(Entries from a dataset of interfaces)
╭──

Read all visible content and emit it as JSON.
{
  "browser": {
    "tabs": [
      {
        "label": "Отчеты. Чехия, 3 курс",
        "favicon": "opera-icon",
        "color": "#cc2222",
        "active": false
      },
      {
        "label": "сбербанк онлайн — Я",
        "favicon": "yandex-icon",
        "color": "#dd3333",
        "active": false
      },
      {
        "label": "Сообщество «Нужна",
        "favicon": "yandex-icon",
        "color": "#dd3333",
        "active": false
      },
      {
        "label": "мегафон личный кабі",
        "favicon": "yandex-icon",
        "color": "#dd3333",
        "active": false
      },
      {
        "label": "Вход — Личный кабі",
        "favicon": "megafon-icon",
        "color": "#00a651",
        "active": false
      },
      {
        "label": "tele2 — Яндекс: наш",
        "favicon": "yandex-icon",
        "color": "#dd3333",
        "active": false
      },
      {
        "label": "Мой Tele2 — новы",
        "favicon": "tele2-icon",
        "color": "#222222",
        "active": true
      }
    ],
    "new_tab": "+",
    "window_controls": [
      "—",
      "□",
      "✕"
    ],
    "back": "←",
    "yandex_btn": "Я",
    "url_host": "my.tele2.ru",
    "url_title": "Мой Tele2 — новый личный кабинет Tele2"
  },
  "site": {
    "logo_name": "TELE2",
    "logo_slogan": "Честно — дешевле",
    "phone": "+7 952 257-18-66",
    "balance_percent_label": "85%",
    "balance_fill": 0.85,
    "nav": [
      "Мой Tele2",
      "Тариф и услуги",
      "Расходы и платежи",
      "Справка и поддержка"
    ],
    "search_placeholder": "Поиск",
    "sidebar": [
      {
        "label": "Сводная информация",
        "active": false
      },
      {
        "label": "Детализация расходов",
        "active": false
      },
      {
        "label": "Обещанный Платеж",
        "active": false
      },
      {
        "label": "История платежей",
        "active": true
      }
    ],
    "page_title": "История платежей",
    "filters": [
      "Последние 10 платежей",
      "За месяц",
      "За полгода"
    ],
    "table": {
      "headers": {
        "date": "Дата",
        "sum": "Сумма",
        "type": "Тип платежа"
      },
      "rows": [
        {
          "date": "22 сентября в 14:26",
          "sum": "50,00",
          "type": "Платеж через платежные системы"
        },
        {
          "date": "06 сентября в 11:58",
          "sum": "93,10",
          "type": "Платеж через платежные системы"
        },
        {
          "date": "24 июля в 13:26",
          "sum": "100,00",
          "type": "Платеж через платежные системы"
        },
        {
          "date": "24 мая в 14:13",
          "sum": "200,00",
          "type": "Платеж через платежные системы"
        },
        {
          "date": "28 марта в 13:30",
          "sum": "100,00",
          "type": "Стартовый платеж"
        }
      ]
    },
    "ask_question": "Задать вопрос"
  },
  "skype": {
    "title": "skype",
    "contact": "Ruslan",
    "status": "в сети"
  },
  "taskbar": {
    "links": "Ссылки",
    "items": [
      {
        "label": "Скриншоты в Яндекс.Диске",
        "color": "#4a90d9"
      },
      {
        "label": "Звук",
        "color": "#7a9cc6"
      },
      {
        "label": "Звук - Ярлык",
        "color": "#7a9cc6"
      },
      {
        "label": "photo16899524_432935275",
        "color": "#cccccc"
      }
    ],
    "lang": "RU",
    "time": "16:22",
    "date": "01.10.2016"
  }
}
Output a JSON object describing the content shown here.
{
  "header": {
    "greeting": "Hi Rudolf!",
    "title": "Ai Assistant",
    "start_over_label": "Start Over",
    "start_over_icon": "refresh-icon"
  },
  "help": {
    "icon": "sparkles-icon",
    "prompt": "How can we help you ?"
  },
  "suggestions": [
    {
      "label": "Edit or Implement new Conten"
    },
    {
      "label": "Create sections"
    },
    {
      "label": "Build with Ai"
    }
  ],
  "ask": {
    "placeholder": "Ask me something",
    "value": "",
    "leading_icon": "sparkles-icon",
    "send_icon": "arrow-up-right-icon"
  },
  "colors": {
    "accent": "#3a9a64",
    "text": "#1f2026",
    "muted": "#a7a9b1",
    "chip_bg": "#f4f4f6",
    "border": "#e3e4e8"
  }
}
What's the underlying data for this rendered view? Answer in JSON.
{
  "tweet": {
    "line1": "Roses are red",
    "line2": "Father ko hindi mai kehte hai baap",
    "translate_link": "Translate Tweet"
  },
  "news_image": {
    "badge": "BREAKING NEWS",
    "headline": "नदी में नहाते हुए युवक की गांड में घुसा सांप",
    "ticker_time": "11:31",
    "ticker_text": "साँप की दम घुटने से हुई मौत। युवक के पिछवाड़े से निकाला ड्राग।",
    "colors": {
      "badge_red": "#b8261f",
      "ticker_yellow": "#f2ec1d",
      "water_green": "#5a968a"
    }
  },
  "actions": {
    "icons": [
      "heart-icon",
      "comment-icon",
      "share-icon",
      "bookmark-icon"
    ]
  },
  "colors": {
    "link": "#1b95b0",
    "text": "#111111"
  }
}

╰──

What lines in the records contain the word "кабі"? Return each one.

§ **Answer to this task**
        "label": "мегафон личный кабі",
        "label": "Вход — Личный кабі",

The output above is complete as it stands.